◆ Exercise prompt
Which lines below contain the word "location"? Copy each one.

Items from an interface collection:
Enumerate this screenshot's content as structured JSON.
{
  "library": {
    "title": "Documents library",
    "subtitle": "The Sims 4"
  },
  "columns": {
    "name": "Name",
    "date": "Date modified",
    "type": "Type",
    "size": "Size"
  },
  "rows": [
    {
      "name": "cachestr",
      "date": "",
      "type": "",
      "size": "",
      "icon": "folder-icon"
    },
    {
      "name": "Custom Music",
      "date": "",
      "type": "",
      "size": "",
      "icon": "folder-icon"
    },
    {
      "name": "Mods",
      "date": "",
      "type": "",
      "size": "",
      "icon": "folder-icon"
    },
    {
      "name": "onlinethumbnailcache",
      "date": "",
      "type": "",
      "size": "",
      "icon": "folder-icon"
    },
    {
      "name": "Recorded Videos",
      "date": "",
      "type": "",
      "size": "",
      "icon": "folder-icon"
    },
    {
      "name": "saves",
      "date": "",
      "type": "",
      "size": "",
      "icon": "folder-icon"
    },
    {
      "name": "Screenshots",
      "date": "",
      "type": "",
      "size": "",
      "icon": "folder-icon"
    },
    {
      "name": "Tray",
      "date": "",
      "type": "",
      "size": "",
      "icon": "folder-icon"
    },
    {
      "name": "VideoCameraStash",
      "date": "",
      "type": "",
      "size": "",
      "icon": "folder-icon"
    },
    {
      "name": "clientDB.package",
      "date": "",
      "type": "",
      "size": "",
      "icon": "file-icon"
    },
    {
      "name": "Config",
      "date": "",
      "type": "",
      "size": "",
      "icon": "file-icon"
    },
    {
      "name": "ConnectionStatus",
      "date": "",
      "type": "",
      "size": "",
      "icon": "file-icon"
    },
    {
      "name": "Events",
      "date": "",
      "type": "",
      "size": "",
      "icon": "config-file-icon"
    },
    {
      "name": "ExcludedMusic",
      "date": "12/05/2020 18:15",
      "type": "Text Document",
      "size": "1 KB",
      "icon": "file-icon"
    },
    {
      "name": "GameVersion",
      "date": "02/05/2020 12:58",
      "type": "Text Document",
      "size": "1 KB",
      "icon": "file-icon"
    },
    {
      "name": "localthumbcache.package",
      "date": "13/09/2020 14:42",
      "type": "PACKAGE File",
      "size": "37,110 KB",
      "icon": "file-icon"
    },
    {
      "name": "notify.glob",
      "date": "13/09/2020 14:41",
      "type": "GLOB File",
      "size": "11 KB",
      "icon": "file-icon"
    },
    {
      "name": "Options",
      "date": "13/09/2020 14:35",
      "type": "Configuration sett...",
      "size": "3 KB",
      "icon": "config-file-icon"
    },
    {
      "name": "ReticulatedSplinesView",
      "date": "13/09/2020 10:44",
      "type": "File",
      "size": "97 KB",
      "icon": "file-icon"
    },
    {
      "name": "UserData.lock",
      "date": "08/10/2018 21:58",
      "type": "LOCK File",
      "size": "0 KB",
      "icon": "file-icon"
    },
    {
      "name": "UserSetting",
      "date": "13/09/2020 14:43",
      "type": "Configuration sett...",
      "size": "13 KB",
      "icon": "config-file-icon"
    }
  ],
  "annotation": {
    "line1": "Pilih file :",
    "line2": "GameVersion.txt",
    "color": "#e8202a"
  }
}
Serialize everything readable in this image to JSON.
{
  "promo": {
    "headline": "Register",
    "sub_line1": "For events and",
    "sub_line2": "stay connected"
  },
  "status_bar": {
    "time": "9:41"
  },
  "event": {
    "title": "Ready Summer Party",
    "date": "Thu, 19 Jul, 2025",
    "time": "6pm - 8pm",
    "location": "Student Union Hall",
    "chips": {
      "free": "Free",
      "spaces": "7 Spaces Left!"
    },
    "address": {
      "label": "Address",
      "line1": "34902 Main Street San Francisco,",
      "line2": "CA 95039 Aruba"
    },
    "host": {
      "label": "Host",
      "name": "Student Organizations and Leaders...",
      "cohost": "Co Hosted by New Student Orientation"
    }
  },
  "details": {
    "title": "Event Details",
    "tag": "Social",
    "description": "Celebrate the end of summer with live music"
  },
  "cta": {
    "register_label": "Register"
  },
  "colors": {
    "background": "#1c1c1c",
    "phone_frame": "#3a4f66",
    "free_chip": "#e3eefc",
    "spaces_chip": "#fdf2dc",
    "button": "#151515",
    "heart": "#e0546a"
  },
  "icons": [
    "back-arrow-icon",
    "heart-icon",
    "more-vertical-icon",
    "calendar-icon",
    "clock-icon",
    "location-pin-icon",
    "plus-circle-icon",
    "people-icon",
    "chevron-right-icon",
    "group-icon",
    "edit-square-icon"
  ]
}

◆ Reply to the exercise
    "location": "Student Union Hall",
    "location-pin-icon",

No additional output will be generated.